Doug Gottlieb: “I don’t believe Myles Garrett for a second. Is it because I know Mason Rudolph? That’s probably a little bit. Is it because he plays on a team coached by an African-American? That’s a little bit of it. The fact he’s played this long and no one has ever had something like this? That’s probably a little bit. But A LOT of it is the reality of Garrett had just gotten into a fight, he knows a suspension is coming, and he knows how ugly it is. I DON’T BELIEVE YOU. YOU are not only a liar, but people lie all the time and I understand lying. ‘Do I look fat in these pants? NOOO!’. ‘Were you looking at her?? NOOO!’ But a lie that does so much to somebody else’s credibility, and a lie that is really hard to prove, and a lie that adds so much confirmation bias from the public... If this did happen, do you think Garrett would be so cool, calm, and collective after the game trying to downplay the moment? So, you ask why would he make something up like this? Because it’s really hard to prove that Rudolph DIDN'T say it. I’m sorry, I don’t buy this, and that lie deserves a longer suspension. Hard to stand by that guy getting back into the league.” (Full Audio at Bottom of Page)

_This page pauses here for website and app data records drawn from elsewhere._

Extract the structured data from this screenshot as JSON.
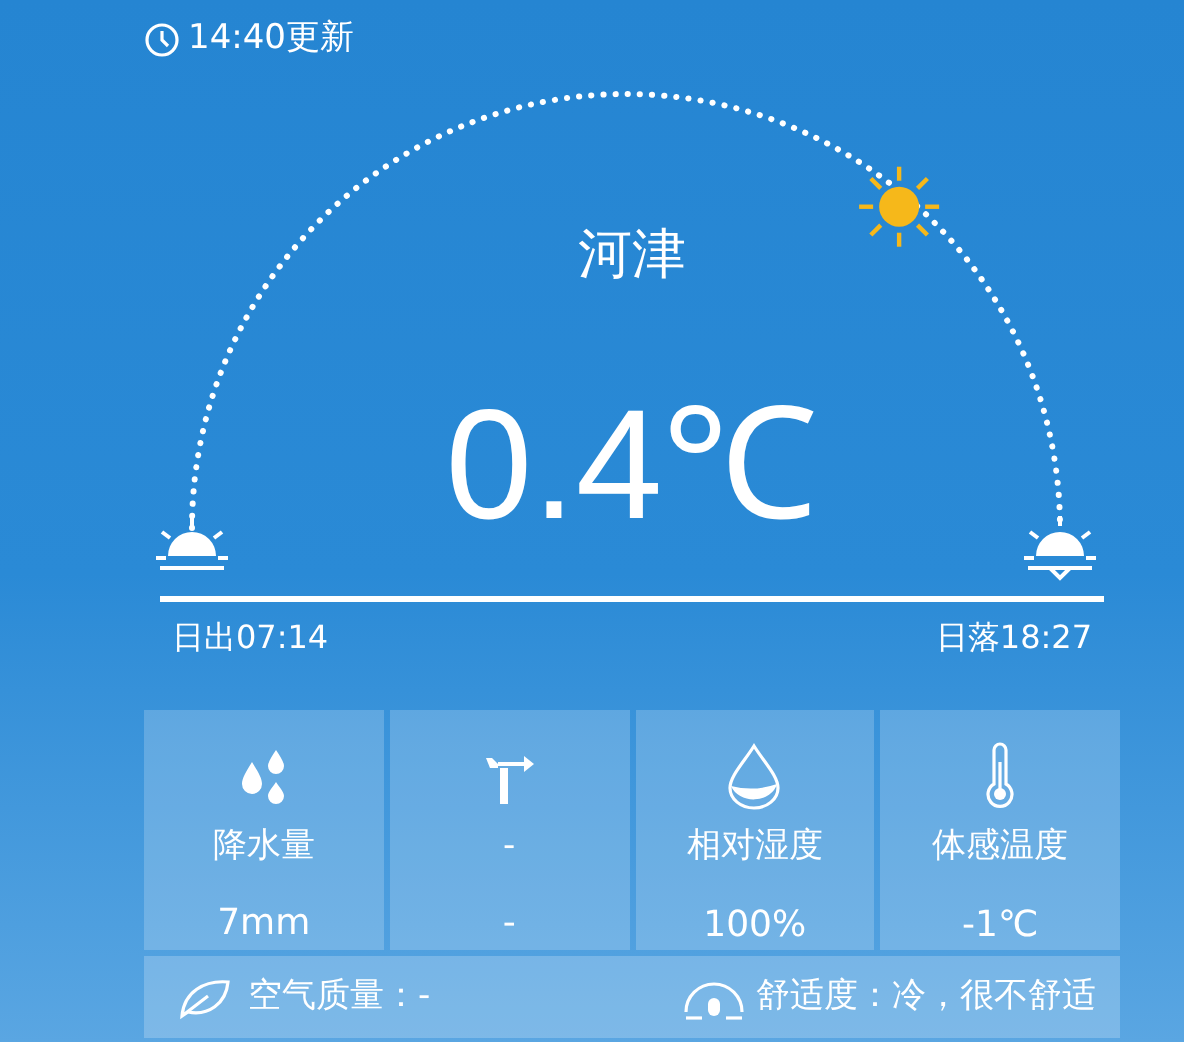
{
  "update_time": "14:40更新",
  "city": "河津",
  "temperature": "0.4℃",
  "sunrise": "日出07:14",
  "sunset": "日落18:27",
  "stats": [
    {
      "kind": "rain",
      "label": "降水量",
      "value": "7mm"
    },
    {
      "kind": "wind",
      "label": "-",
      "value": "-"
    },
    {
      "kind": "humidity",
      "label": "相对湿度",
      "value": "100%"
    },
    {
      "kind": "feels",
      "label": "体感温度",
      "value": "-1℃"
    }
  ],
  "air_quality": "空气质量：-",
  "comfort": "舒适度：冷，很不舒适"
}
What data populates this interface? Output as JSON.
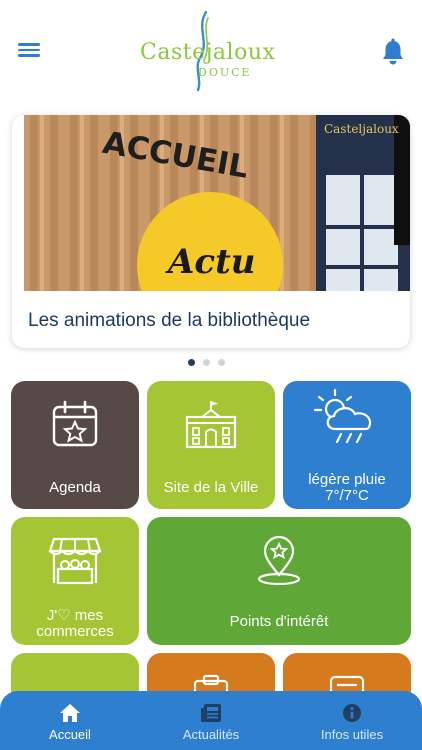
{
  "header": {
    "logo_main": "Castejaloux",
    "logo_sub": "DOUCE"
  },
  "news": {
    "image_sign": "ACCUEIL",
    "image_badge": "Actu",
    "image_brand": "Casteljaloux",
    "title": "Les animations de la bibliothèque",
    "page_count": 3,
    "active_page": 1
  },
  "tiles": {
    "agenda": "Agenda",
    "site": "Site de la Ville",
    "weather_desc": "légère pluie",
    "weather_temp": "7°/7°C",
    "commerces_line1": "J'♡ mes",
    "commerces_line2": "commerces",
    "points": "Points d'intérêt"
  },
  "tabbar": {
    "home": "Accueil",
    "news": "Actualités",
    "info": "Infos utiles"
  },
  "colors": {
    "accent_blue": "#2f7fd0",
    "lime": "#a5c634",
    "green": "#5fa737",
    "dark": "#574a46",
    "orange": "#d57a1d",
    "title_navy": "#1c3a5c"
  }
}
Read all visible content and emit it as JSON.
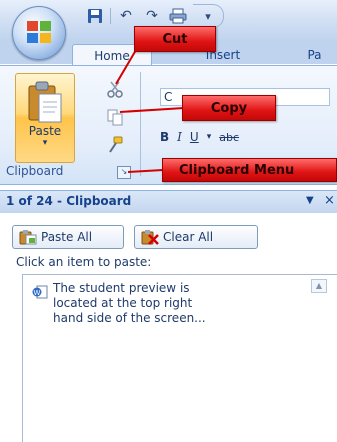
{
  "title_bar": {
    "office_button_icon": "office-logo-icon",
    "quick_access": [
      "save-icon",
      "undo-icon",
      "redo-icon",
      "print-icon",
      "customize-icon"
    ]
  },
  "tabs": [
    {
      "label": "Home"
    },
    {
      "label": "Insert"
    },
    {
      "label": "Pa"
    }
  ],
  "ribbon": {
    "paste_label": "Paste",
    "group_label": "Clipboard",
    "font_name": "C",
    "format_buttons": [
      "B",
      "I",
      "U",
      "abc"
    ]
  },
  "callouts": {
    "cut": "Cut",
    "copy": "Copy",
    "clipboard_menu": "Clipboard Menu"
  },
  "clipboard_pane": {
    "title": "1 of 24 - Clipboard",
    "paste_all": "Paste All",
    "clear_all": "Clear All",
    "instruction": "Click an item to paste:",
    "items": [
      {
        "lines": [
          "The student preview is",
          "located at the top right",
          "hand side of the screen..."
        ]
      }
    ]
  },
  "colors": {
    "callout_red": "#e01414",
    "ribbon_blue": "#15428b",
    "paste_gold": "#ffc44a"
  }
}
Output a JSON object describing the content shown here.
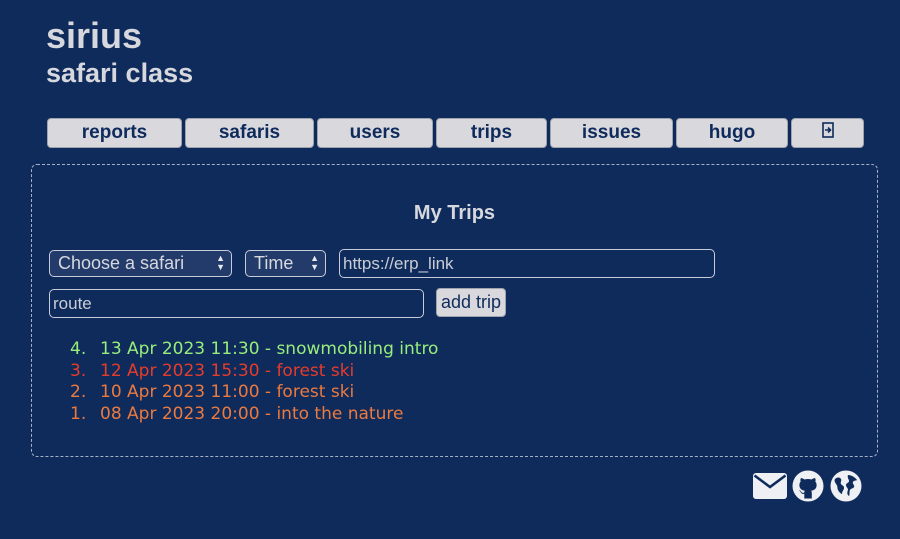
{
  "brand": {
    "title": "sirius",
    "subtitle": "safari class"
  },
  "nav": {
    "items": [
      {
        "label": "reports"
      },
      {
        "label": "safaris"
      },
      {
        "label": "users"
      },
      {
        "label": "trips"
      },
      {
        "label": "issues"
      },
      {
        "label": "hugo"
      }
    ],
    "logout_icon": "logout-icon"
  },
  "main": {
    "title": "My Trips",
    "form": {
      "safari_select": {
        "selected": "Choose a safari"
      },
      "time_select": {
        "selected": "Time"
      },
      "erp_link": {
        "placeholder": "https://erp_link",
        "value": ""
      },
      "route": {
        "placeholder": "route",
        "value": ""
      },
      "add_label": "add trip"
    },
    "trips": [
      {
        "number": "4.",
        "text": "13 Apr 2023 11:30 - snowmobiling intro",
        "color": "#98ee7a"
      },
      {
        "number": "3.",
        "text": "12 Apr 2023 15:30 - forest ski",
        "color": "#e63c2a"
      },
      {
        "number": "2.",
        "text": "10 Apr 2023 11:00 - forest ski",
        "color": "#ec7a3e"
      },
      {
        "number": "1.",
        "text": "08 Apr 2023 20:00 - into the nature",
        "color": "#ec7a3e"
      }
    ]
  },
  "footer": {
    "icons": [
      "mail-icon",
      "github-icon",
      "globe-icon"
    ]
  }
}
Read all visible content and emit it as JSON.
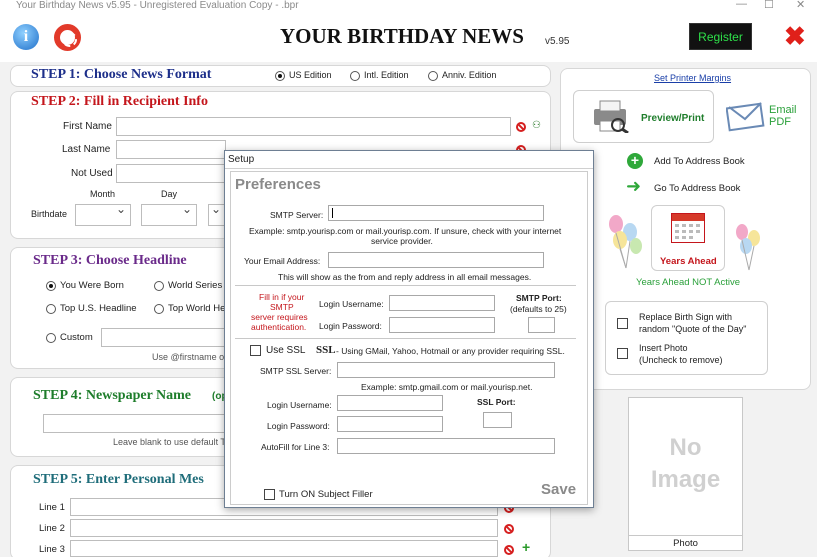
{
  "window": {
    "title": "Your Birthday News v5.95 - Unregistered Evaluation Copy - .bpr"
  },
  "header": {
    "logo": "YOUR BIRTHDAY NEWS",
    "version": "v5.95",
    "register_label": "Register"
  },
  "step1": {
    "title": "STEP 1: Choose News Format",
    "options": [
      "US Edition",
      "Intl. Edition",
      "Anniv. Edition"
    ],
    "selected": "US Edition"
  },
  "step2": {
    "title": "STEP 2: Fill in Recipient Info",
    "first_name": "First Name",
    "last_name": "Last Name",
    "not_used": "Not Used",
    "month": "Month",
    "day": "Day",
    "birthdate": "Birthdate"
  },
  "step3": {
    "title": "STEP 3: Choose Headline",
    "opt_born": "You Were Born",
    "opt_world_series": "World Series",
    "opt_top_us": "Top U.S. Headline",
    "opt_top_world": "Top World He",
    "opt_custom": "Custom",
    "hint": "Use @firstname or"
  },
  "step4": {
    "title": "STEP 4: Newspaper Name",
    "suffix": "(op",
    "hint": "Leave blank to use default T"
  },
  "step5": {
    "title": "STEP 5: Enter Personal Mes",
    "line1": "Line 1",
    "line2": "Line 2",
    "line3": "Line 3"
  },
  "right": {
    "printer_link": "Set Printer Margins",
    "preview": "Preview/Print",
    "email": "Email",
    "pdf": "PDF",
    "add_address": "Add To Address Book",
    "goto_address": "Go To Address Book",
    "years_ahead": "Years Ahead",
    "years_ahead_status": "Years Ahead NOT Active",
    "replace_sign_1": "Replace Birth Sign with",
    "replace_sign_2": "random \"Quote of the Day\"",
    "insert_photo_1": "Insert Photo",
    "insert_photo_2": "(Uncheck to remove)",
    "no_image_1": "No",
    "no_image_2": "Image",
    "photo": "Photo"
  },
  "dialog": {
    "title": "Setup",
    "heading": "Preferences",
    "smtp_server": "SMTP Server:",
    "smtp_server_value": "",
    "smtp_example_1": "Example: smtp.yourisp.com or mail.yourisp.com. If unsure, check with your internet",
    "smtp_example_2": "service provider.",
    "email_address": "Your Email Address:",
    "email_note": "This will show as the from and reply address in all email messages.",
    "auth_note_1": "Fill in if your",
    "auth_note_2": "SMTP",
    "auth_note_3": "server requires",
    "auth_note_4": "authentication.",
    "login_username": "Login Username:",
    "login_password": "Login Password:",
    "smtp_port": "SMTP Port:",
    "smtp_port_default": "(defaults to 25)",
    "use_ssl": "Use SSL",
    "ssl_bold": "SSL",
    "ssl_desc": " - Using GMail, Yahoo, Hotmail or any provider requiring SSL.",
    "smtp_ssl_server": "SMTP SSL Server:",
    "ssl_example": "Example: smtp.gmail.com or mail.yourisp.net.",
    "ssl_login_username": "Login Username:",
    "ssl_login_password": "Login Password:",
    "ssl_port": "SSL Port:",
    "autofill": "AutoFill for Line 3:",
    "subject_filler": "Turn ON Subject Filler",
    "save": "Save"
  },
  "colors": {
    "accent_green": "#2ee04a",
    "close_red": "#e0201a",
    "step2_red": "#c4161c"
  }
}
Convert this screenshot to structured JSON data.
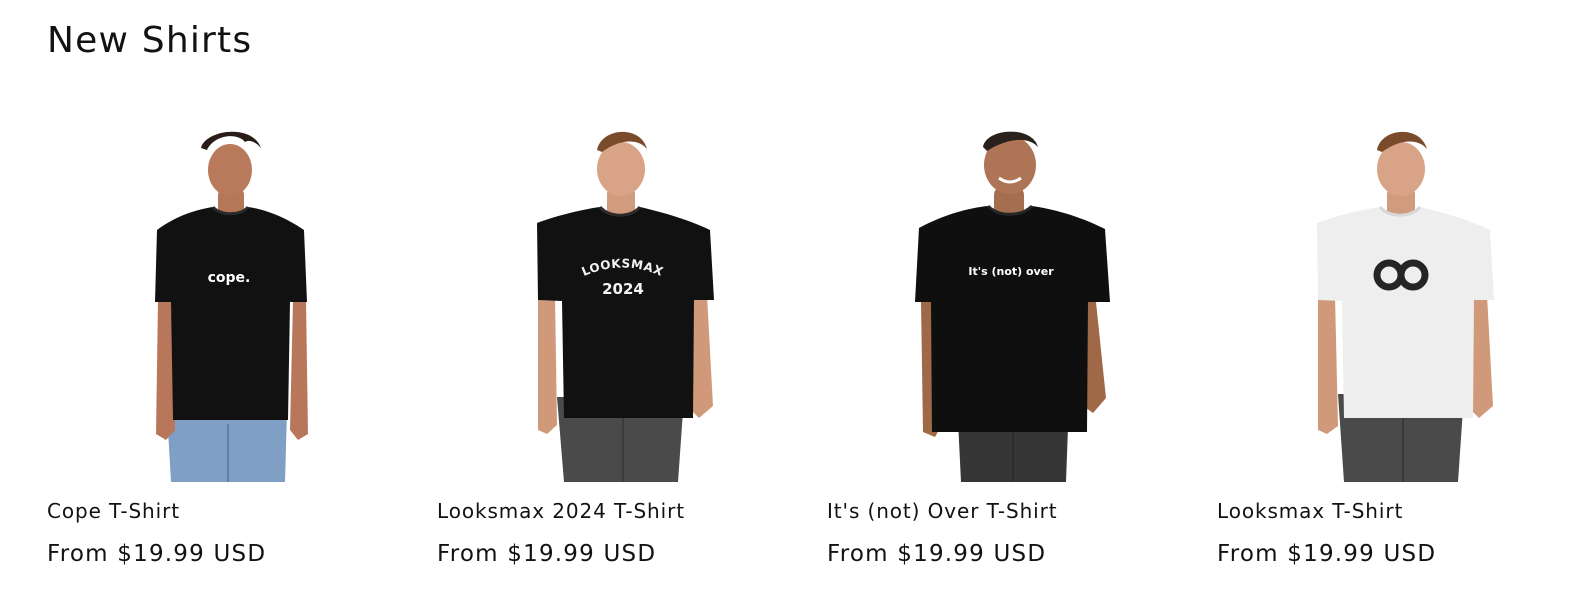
{
  "section": {
    "title": "New Shirts"
  },
  "products": [
    {
      "title": "Cope T-Shirt",
      "price": "From $19.99 USD",
      "shirt_print": "cope.",
      "shirt_color": "#111111",
      "print_color": "#ffffff",
      "icon": "cope-shirt-image"
    },
    {
      "title": "Looksmax 2024 T-Shirt",
      "price": "From $19.99 USD",
      "shirt_print_line1": "LOOKSMAX",
      "shirt_print_line2": "2024",
      "shirt_color": "#111111",
      "print_color": "#f2f2f2",
      "icon": "looksmax-2024-shirt-image"
    },
    {
      "title": "It's (not) Over T-Shirt",
      "price": "From $19.99 USD",
      "shirt_print": "It's (not) over",
      "shirt_color": "#0f0f0f",
      "print_color": "#ffffff",
      "icon": "its-not-over-shirt-image"
    },
    {
      "title": "Looksmax T-Shirt",
      "price": "From $19.99 USD",
      "shirt_color": "#eeeeee",
      "print_color": "#252525",
      "icon": "looksmax-logo-shirt-image"
    }
  ]
}
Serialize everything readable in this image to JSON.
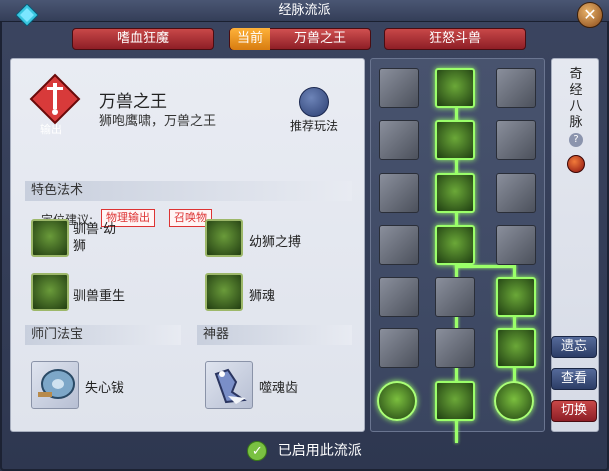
{
  "window": {
    "title": "经脉流派",
    "close_icon": "close-icon"
  },
  "tabs": [
    {
      "label": "嗜血狂魔",
      "active": false
    },
    {
      "current_badge": "当前",
      "label": "万兽之王",
      "active": true
    },
    {
      "label": "狂怒斗兽",
      "active": false
    }
  ],
  "school": {
    "name": "万兽之王",
    "desc": "狮咆鹰啸，万兽之王",
    "badge": "输出",
    "guide_label": "推荐玩法",
    "position_label": "定位建议:",
    "tags": [
      "物理输出",
      "召唤物"
    ]
  },
  "sections": {
    "special": "特色法术",
    "treasure": "师门法宝",
    "artifact": "神器"
  },
  "skills": [
    {
      "label": "驯兽·幼\n狮",
      "icon": "lion-cub-icon"
    },
    {
      "label": "幼狮之搏",
      "icon": "lion-strike-icon"
    },
    {
      "label": "驯兽重生",
      "icon": "lion-rebirth-icon"
    },
    {
      "label": "狮魂",
      "icon": "lion-soul-icon"
    }
  ],
  "items": [
    {
      "label": "失心钹",
      "icon": "cymbal-icon"
    },
    {
      "label": "噬魂齿",
      "icon": "soul-fang-icon"
    }
  ],
  "side": {
    "title": "奇经八脉",
    "help_icon": "question-icon",
    "gem_icon": "red-gem-icon"
  },
  "buttons": {
    "forget": "遗忘",
    "view": "查看",
    "switch": "切换"
  },
  "footer": {
    "status": "已启用此流派"
  }
}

Listen to Doug Gottlieb explain why he doesn’t believe Cleveland Browns defensive end Myles Garrett’s controversial accusations against Pittsburgh Steelers quarterback Mason Rudolph, as Garrett alleged during his suspension appeal on Wednesday that Rudolph had used a racial slur before their melee on November 11th.
Gottlieb says Garrett’s claims seem cheap and desperate for a guy trying to steer clear of one of the most severe suspensions in sports history, by making an accusation that would essentially be impossible to proven false.
The NFL issued a statement Thursday afternoon saying there is no evidence that Rudolph used such language, according testimony they’ve gathered from players and coaches involved.
Check out the audio below as Gottlieb details why it’s hard to see Garrett as a believable and sympathetic individual in this specific case, and describes why such a last-second half-court heave to get a lesser suspension should result in an even more punitive measure from the NFL, tacked onto his already unprecedented indefinite suspension.